Never too late
When you go into the McClellan California Family Fitness facility on a Monday or Wednesday, don’t be frightened if you see people dodging and rolling behind objects or bolting briskly toward the door. Everyone there knows when it’s abs or quick-fit time, but what you might be surprised to see is whom all these people are running from. Millie Stefani, a personal trainer who’s 66 and one of the sweetest people you’ll ever meet, walks into the room each Monday and Wednesday to greet everybody energetically. This deceptively nice, matronly person will talk to you, ask you about the wife and kids, and then convince you to come to her class, all the while helping you into a “no sweat” attitude. She’ll walk over to her CD player and turn on the techno-dance mix. That’s probably when you’ll realize that, charming as she may be, it is a workout class. Then comes the sweating and the panting, but for some reason, once it’s started, it’s near impossible not to like her class. Stefani really cares about people doing the exercises right and, of course, with a smile.
How did you first get into physical fitness?
I first got into physical-fitness classes after my daughter was born, so that I could get back to the weight that I was at before the pregnancy. I have been in classes ever since.
Where have you taught?
My husband was in the Air Force, so I traveled a lot with him. I’ve been in classes everywhere from Germany to Italy to here in Sacramento. I’ve been at McClellan since 1978, though. When the base was shut down and California Family Fitness moved in, I stayed there and signed on as a personal trainer. I’ve been working with them ever since.
Have you ever competed professionally?
I competed in a bodybuilding competition in 1981, but it was just for the sport.
Has anyone ever tried to show you up when you were giving them personal training?
One time, I was doing a leg workout with this real big young guy. I was showing him how to use the machine with 200 pounds. So he went to 250, and I went to 300, and he did the same. I finally went to 350, and he said, “I should just go home before you embarrass me more Millie!”
What exercises do you normally do to keep your legs in shape?
I do one hour straight of heavyweight leg presses every Friday.

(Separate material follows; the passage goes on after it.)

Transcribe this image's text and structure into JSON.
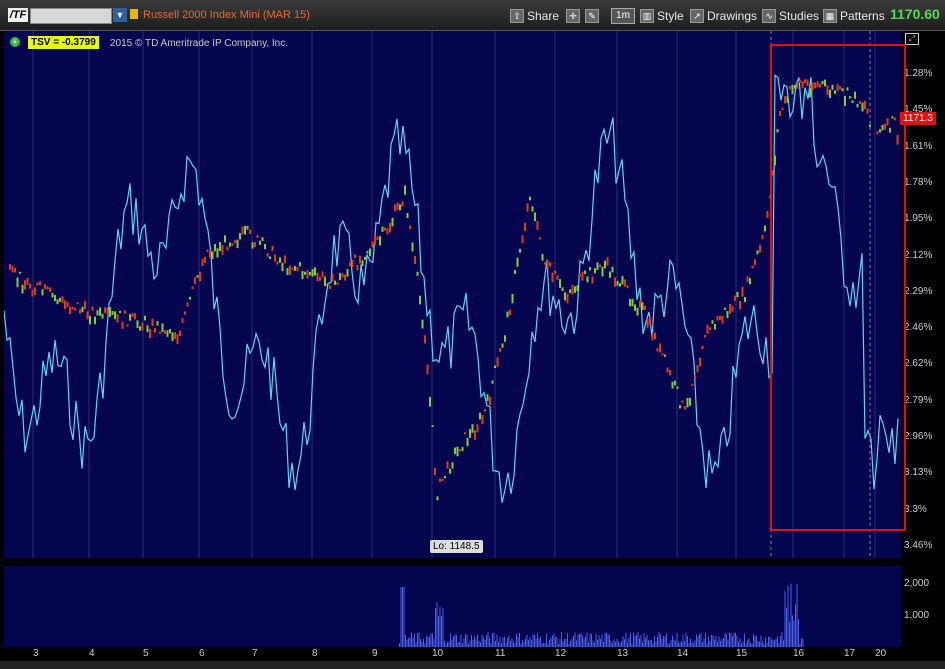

I’ve seen your abs classes, and I’d like to know how it feels to make grown men cry.
[Laughing.] I like people to feel the workout. I’ve been teaching classes for the better part of 35 years now, and I’ve learned to be very efficient.
What’s your key to making a workout enjoyable?
Keeping people positive and motivated during the workout is a big part of it. Also, the music helps.
In your long fitness career, what are some of the things you’re most proud of?
There are many moments in my career that made me very happy, but I have three in particular.
An 80-year-old man who had been in the Air Force came to me because he had an amputated leg. He loved to play golf but couldn’t balance with his prosthetic. I set up a special program and worked with him for a while. After he left, he sent me a letter of thanks because he finally won a game.
Another lady that I’ve worked with had an open-heart surgery and four touch-up operations on top of that. After that, she needed a walker to move around. I helped her to build her leg muscles, and one day I told her to try walking without it. She was scared at first, but then she tried it and hasn’t used that walker since.
The lady that I’m working with right now is a friend of mine who has gone to the gym for a few years. She had pneumonia and a stroke. I’ve been going to see her for free every Saturday, and she’s scheduled to be able to come back to the gym this month.
These people all make me very happy. It is better to give than to receive, and I just like to help people to feel good.
What advice would you give to people thinking about getting into shape?
Keep moving and remember that anyone can do it. Age is not a factor in getting fit. My motto is that it’s never too late.